July 14, 2008Having mastered some of the world's most grating soundssirens, cell phone ringtonesa blackbird is irritating Britons with its powers of mimicry.
Conservationists hope bees will repel the crows, based on the insects' tendency to attack anything dark-colored that approaches their hives
This year beehives from rural areas were relocated to the top of a large water-treatment facility near Tokyo's international airport, where as many as 4,000 birds known as little terns nest after a long migration from Australia, New Zealand, and Papua New Guinea.
Although they are not endangered internationally, little terns are listed as "vulnerable" in Japan's Red Data Book of threatened species.
That's because the terns' nesting sites in the country are being destroyed by construction work and other human activities, so the birds are considered potentially at risk in the future.
The terns near the airport have long been victims of Tokyo's crows.
In a single prolonged attack five years ago, about 60 crows picked off roughly 300 eggs and 160 young birds, and fewer terns have come to the nesting site since then.

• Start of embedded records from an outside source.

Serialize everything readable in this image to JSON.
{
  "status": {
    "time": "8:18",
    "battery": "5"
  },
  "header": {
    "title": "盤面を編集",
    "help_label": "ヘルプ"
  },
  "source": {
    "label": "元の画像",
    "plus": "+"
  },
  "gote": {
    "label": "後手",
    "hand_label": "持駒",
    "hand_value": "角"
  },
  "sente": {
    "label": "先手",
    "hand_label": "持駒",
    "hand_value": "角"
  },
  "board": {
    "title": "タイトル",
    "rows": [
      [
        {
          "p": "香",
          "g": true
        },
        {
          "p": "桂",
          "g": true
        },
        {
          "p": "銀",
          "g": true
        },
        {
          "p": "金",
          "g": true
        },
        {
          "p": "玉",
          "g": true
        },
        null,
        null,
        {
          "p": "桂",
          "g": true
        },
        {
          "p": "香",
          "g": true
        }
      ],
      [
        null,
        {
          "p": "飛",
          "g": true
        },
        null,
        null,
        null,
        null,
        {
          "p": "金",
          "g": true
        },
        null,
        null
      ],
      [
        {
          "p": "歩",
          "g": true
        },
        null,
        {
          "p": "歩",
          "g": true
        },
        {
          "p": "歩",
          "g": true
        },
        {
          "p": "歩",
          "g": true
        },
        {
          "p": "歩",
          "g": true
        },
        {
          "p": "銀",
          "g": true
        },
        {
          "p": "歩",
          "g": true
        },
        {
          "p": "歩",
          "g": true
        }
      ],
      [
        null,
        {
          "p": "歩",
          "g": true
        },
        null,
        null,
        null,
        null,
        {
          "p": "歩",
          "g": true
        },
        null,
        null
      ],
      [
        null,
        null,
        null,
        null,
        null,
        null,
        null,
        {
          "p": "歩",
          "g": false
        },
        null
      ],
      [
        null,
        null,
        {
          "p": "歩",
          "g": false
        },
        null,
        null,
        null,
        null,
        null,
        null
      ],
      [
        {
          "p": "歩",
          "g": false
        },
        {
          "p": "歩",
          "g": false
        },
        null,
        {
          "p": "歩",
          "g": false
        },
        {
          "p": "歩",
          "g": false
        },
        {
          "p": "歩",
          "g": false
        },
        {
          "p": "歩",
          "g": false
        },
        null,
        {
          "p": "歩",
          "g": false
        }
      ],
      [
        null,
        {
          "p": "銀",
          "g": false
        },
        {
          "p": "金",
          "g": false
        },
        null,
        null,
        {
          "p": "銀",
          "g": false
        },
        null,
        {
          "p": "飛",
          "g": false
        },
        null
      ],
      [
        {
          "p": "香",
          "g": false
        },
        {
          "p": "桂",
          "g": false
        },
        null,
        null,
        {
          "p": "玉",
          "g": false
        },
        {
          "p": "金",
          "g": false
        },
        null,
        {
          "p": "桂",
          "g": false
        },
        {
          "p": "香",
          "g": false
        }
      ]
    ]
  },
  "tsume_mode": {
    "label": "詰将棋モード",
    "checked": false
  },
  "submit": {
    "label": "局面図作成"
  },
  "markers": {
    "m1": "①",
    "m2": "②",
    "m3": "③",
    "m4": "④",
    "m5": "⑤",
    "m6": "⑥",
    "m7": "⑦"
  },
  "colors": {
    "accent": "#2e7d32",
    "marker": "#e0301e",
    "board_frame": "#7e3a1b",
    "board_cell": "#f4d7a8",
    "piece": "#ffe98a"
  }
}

"The young can't defend themselves against the crows, so we tried to find ways to protect them at the nesting site," said Naoya Masuda, a member of the nonprofit Little Tern Project.
"One thing we tried was putting netting in the trees and stringing up fishing lines, but nothing worked."
Read the Full Article: http://news.nationalgeographic.com/news/2008/07/080714-birds-bees.html
July 3, 2008 Every year a Vermont researcher follows another of the state's residents to the Caribbean: the Bicknell thrush, a small migratory bird.
CHICO, Calif. (AP) State Department of Fish and Game crews have rounded up more than 300 stray salmon and returned them to their rightful spawning path.
The migrating spring-run salmon are supposed to swim up Butte Creek Canyon to find cold water in which to spawn in the fall.
But the threatened fish got stuck in two pools just west of Highway 99. Rescue crews on Wednesday used nets to capture the fish one-by-one and drive them to the canyon.
Department of Fish and Game officials say the cold water fish probably would have died in the pools when the water got too warm.
Authorities say they rescued the fish because there are fewer salmon returning to the Central Valley this year.
Information from: Chico Enterprise-Record, http://www.chicoer.com